---------- EXTRACTED ENTRIES

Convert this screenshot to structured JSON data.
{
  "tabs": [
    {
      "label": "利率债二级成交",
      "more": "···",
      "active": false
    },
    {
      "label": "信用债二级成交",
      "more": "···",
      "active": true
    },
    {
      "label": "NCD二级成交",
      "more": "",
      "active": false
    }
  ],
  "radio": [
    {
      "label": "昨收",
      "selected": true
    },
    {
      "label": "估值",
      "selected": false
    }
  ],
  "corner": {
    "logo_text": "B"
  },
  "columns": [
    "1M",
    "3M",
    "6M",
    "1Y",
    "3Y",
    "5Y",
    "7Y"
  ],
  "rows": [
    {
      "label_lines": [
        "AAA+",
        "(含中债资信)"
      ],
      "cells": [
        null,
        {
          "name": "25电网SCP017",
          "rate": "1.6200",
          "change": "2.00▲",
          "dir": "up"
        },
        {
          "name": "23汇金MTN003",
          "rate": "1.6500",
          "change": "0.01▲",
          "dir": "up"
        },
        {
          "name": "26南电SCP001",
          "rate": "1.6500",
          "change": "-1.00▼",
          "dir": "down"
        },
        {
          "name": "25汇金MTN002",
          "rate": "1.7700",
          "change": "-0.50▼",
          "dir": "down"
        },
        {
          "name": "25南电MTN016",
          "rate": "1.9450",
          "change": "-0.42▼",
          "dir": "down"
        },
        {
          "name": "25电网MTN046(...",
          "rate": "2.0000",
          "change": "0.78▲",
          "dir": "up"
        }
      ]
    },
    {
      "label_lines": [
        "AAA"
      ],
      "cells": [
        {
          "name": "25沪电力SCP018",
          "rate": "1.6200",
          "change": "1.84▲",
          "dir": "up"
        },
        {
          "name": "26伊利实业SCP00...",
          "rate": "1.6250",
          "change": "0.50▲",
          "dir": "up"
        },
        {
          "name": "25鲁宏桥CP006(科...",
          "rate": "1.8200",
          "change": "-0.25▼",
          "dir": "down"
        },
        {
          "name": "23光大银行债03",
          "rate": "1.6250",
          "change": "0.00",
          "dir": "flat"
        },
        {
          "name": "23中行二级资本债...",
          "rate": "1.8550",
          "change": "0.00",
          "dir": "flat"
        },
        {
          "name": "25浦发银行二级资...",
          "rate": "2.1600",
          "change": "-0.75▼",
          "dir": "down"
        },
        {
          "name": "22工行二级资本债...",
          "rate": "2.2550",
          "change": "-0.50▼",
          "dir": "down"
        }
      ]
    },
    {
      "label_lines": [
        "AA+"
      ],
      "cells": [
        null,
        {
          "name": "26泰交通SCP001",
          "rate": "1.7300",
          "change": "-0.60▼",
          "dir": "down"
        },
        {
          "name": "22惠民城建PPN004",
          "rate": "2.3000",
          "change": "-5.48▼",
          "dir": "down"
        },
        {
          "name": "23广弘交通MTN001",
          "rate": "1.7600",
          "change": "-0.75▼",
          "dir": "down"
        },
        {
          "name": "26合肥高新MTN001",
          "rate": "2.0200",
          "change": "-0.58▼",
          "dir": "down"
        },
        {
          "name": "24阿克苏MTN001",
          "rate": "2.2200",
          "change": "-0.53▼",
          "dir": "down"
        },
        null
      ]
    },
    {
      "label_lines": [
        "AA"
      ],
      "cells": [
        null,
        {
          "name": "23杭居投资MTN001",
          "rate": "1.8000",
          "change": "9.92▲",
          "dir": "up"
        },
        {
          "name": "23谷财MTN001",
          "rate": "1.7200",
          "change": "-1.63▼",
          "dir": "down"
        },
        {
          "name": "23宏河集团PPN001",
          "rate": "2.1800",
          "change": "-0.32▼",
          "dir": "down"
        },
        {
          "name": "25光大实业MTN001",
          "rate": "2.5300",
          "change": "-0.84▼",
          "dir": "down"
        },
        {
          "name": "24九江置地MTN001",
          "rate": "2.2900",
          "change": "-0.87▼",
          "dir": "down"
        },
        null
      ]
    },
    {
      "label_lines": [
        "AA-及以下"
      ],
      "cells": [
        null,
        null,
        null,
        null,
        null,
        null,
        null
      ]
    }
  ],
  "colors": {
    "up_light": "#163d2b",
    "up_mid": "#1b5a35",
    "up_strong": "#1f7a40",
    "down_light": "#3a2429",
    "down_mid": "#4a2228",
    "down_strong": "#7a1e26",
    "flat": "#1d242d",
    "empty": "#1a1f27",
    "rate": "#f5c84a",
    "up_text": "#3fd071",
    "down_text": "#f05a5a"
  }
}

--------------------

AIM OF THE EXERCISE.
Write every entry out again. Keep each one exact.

OUTPUT FOR THIS EXERCISE.
Convert this screenshot to structured JSON data.
{
  "tabs": [
    {
      "label": "利率债二级成交",
      "more": "···",
      "active": false
    },
    {
      "label": "信用债二级成交",
      "more": "···",
      "active": true
    },
    {
      "label": "NCD二级成交",
      "more": "",
      "active": false
    }
  ],
  "radio": [
    {
      "label": "昨收",
      "selected": true
    },
    {
      "label": "估值",
      "selected": false
    }
  ],
  "corner": {
    "logo_text": "B"
  },
  "columns": [
    "1M",
    "3M",
    "6M",
    "1Y",
    "3Y",
    "5Y",
    "7Y"
  ],
  "rows": [
    {
      "label_lines": [
        "AAA+",
        "(含中债资信)"
      ],
      "cells": [
        null,
        {
          "name": "25电网SCP017",
          "rate": "1.6200",
          "change": "2.00▲",
          "dir": "up"
        },
        {
          "name": "23汇金MTN003",
          "rate": "1.6500",
          "change": "0.01▲",
          "dir": "up"
        },
        {
          "name": "26南电SCP001",
          "rate": "1.6500",
          "change": "-1.00▼",
          "dir": "down"
        },
        {
          "name": "25汇金MTN002",
          "rate": "1.7700",
          "change": "-0.50▼",
          "dir": "down"
        },
        {
          "name": "25南电MTN016",
          "rate": "1.9450",
          "change": "-0.42▼",
          "dir": "down"
        },
        {
          "name": "25电网MTN046(...",
          "rate": "2.0000",
          "change": "0.78▲",
          "dir": "up"
        }
      ]
    },
    {
      "label_lines": [
        "AAA"
      ],
      "cells": [
        {
          "name": "25沪电力SCP018",
          "rate": "1.6200",
          "change": "1.84▲",
          "dir": "up"
        },
        {
          "name": "26伊利实业SCP00...",
          "rate": "1.6250",
          "change": "0.50▲",
          "dir": "up"
        },
        {
          "name": "25鲁宏桥CP006(科...",
          "rate": "1.8200",
          "change": "-0.25▼",
          "dir": "down"
        },
        {
          "name": "23光大银行债03",
          "rate": "1.6250",
          "change": "0.00",
          "dir": "flat"
        },
        {
          "name": "23中行二级资本债...",
          "rate": "1.8550",
          "change": "0.00",
          "dir": "flat"
        },
        {
          "name": "25浦发银行二级资...",
          "rate": "2.1600",
          "change": "-0.75▼",
          "dir": "down"
        },
        {
          "name": "22工行二级资本债...",
          "rate": "2.2550",
          "change": "-0.50▼",
          "dir": "down"
        }
      ]
    },
    {
      "label_lines": [
        "AA+"
      ],
      "cells": [
        null,
        {
          "name": "26泰交通SCP001",
          "rate": "1.7300",
          "change": "-0.60▼",
          "dir": "down"
        },
        {
          "name": "22惠民城建PPN004",
          "rate": "2.3000",
          "change": "-5.48▼",
          "dir": "down"
        },
        {
          "name": "23广弘交通MTN001",
          "rate": "1.7600",
          "change": "-0.75▼",
          "dir": "down"
        },
        {
          "name": "26合肥高新MTN001",
          "rate": "2.0200",
          "change": "-0.58▼",
          "dir": "down"
        },
        {
          "name": "24阿克苏MTN001",
          "rate": "2.2200",
          "change": "-0.53▼",
          "dir": "down"
        },
        null
      ]
    },
    {
      "label_lines": [
        "AA"
      ],
      "cells": [
        null,
        {
          "name": "23杭居投资MTN001",
          "rate": "1.8000",
          "change": "9.92▲",
          "dir": "up"
        },
        {
          "name": "23谷财MTN001",
          "rate": "1.7200",
          "change": "-1.63▼",
          "dir": "down"
        },
        {
          "name": "23宏河集团PPN001",
          "rate": "2.1800",
          "change": "-0.32▼",
          "dir": "down"
        },
        {
          "name": "25光大实业MTN001",
          "rate": "2.5300",
          "change": "-0.84▼",
          "dir": "down"
        },
        {
          "name": "24九江置地MTN001",
          "rate": "2.2900",
          "change": "-0.87▼",
          "dir": "down"
        },
        null
      ]
    },
    {
      "label_lines": [
        "AA-及以下"
      ],
      "cells": [
        null,
        null,
        null,
        null,
        null,
        null,
        null
      ]
    }
  ],
  "colors": {
    "up_light": "#163d2b",
    "up_mid": "#1b5a35",
    "up_strong": "#1f7a40",
    "down_light": "#3a2429",
    "down_mid": "#4a2228",
    "down_strong": "#7a1e26",
    "flat": "#1d242d",
    "empty": "#1a1f27",
    "rate": "#f5c84a",
    "up_text": "#3fd071",
    "down_text": "#f05a5a"
  }
}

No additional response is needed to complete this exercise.